- Deriving dividends from Libra Investment Tokens.”
3.1. Role in the Governance
One of the roles as a member of the Libra Association will probably be assigning the basket of real assets that will back the Libra token. The Libra whitepaper  says the Libra token will be backed by, among others, a basket of currencies at its inception. The exact composition is not specified yet but likely to include USD, EUR, JPY, and GBP (We will see other countries lobbying to include their currency as well as association members that run a cryptocurrency fund pushing for the inclusion of BTC). The selection of assets as well as their weight distribution will be defined by the association. Also bonds will play a role in the Reserve. Taking part in these decisions can therefore influence the economy of other countries to a certain extent and grant significant power to founding members.

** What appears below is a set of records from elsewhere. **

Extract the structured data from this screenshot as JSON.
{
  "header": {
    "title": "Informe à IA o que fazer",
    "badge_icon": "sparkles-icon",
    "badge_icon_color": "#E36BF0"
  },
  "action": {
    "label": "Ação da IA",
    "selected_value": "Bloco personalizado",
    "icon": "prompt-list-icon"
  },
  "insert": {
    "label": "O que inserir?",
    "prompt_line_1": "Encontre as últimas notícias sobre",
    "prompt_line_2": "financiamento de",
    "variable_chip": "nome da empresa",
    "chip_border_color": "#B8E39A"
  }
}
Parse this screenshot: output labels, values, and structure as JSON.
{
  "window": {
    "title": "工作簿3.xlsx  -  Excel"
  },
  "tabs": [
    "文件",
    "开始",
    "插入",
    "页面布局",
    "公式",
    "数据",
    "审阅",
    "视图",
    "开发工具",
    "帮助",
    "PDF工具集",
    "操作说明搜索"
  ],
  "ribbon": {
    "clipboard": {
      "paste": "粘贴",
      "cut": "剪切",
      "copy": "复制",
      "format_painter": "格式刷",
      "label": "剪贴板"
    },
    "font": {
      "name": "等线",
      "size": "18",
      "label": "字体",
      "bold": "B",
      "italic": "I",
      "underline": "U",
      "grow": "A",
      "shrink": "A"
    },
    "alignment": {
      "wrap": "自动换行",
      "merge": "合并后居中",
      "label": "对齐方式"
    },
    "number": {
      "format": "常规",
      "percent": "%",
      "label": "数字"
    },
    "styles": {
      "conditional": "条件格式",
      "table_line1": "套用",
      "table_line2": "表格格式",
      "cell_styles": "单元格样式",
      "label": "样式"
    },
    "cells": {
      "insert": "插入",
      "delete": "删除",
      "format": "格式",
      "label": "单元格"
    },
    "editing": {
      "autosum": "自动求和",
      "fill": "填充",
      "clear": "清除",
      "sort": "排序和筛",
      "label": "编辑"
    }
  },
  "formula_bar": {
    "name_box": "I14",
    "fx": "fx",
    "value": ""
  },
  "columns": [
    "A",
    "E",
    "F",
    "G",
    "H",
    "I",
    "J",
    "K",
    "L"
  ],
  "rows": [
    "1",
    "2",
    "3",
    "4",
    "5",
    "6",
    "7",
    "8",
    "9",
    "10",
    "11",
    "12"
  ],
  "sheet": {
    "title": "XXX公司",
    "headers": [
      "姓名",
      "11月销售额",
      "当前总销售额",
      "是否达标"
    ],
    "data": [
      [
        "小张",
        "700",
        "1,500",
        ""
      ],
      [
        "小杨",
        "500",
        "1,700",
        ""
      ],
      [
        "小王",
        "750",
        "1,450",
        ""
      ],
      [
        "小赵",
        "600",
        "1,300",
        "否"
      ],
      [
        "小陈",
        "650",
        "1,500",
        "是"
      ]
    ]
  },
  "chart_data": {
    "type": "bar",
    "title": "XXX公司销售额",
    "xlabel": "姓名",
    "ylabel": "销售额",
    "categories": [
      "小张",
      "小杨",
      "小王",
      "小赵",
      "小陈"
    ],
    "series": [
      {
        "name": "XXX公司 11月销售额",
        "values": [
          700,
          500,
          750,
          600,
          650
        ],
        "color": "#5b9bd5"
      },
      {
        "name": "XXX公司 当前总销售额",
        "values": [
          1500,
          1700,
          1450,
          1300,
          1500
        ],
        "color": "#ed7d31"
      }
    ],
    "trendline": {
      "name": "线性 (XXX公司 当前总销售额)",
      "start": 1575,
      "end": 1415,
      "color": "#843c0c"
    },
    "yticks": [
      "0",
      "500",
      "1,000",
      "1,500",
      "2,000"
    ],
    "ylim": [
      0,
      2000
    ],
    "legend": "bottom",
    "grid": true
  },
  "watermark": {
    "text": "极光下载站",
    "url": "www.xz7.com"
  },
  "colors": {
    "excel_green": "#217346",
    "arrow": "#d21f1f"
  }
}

The Libra Association also determines which investments are being made and which projects should be funded to strengthen the ecosystem.
3.2. User incentives and transaction rebates
This item is left very unclear. One explanation is what has been done for other blockchains: a block reward for the entities running the validator nodes. If the network will require “gas” for the transactions, these user incentives could go to the validators. On the other hand, transactions by the founding member might be subsidised.
3.3. What is the Libra Investment Token?
Libra Investment Tokens (LIT) are given to the early founding members that invested $10M or more. Each $10M will give them 1 vote, however, little is known how votes are connected to LIT as of now. One sensible scenario is that votes, which are used on-chain, are determined by the amount of LIT held. If there are 100 members and 10 invested $20M instead of $10M, there is a total of 110 votes. Even for the larger investors the voting power is capped to 1% but the dividends would be 1/55.
Assets that back the Libra coin are referred to as the Libra Reserve.
The actual assets will be a collection of low-volatility assets, including bank deposits and government securities in currencies from stable and reputable central banks 
This means once fiat money is deposited into the authorised resellers and new Libra coins are minted/burned, more assets need to be bought /sold. The management of the Reserve will be handled by the Libra Association. There are trading and management fees attached to changing the number of assets held. The trading size depends on the amount of minting and burning, which is independent, but, if done right, less than the size of the Reserve. For this type of passive investment we need to subtract less than 0.2% management fee from any interest/dividends of the assets.
Assuming a reasonable scenario where 1 billion users each have on average $50 in their account returns (fees and costs from above subtracted) could be as high as $8.7M/year with 2.2% APR and flat distribution of LIT.
An important message is that all profits of Libra are generated with assets of the users (other stable coins like USDT and USDC follow the same business model). Basically, the users pay for using the service by not having the money in a bank account and receiving interest. Since banks in the current environment do not offer high interest rates to their customers, this does not matter much within the next few years but it will when interest rates start increasing again.
The ROI for founding members is substantial (possibly $8.7M/year) if the network is reasonably successful. Altogether, holding the Libra Investment Token will generate a large revenue stream. There is a risk that interest rates go up and users of Libra will be less inclined to store their money in Libra accounts. Also the technical challenge to process transactions of more than a billion users might keep user experience (and deposited fiat money) low, resulting in smaller ROI. Costs of running the nodes are high for end-users but for founding members easily recovered.
 https://libra.org/en-US/about-currency-reserve/#the_reserve, accessed 2019-07-04
 https://developers.libra.org/docs/the-libra-blockchain-paper, accessed 2019-07-04
 https://libra.org/en-US/becoming-founding-member/#overview, accessed 2019-07-04
 https://libra.org/en-US/white-paper/, accessed 2019-07-04
Note: This article is part of a series of articles released for the Japan Libra Association (JIBRA)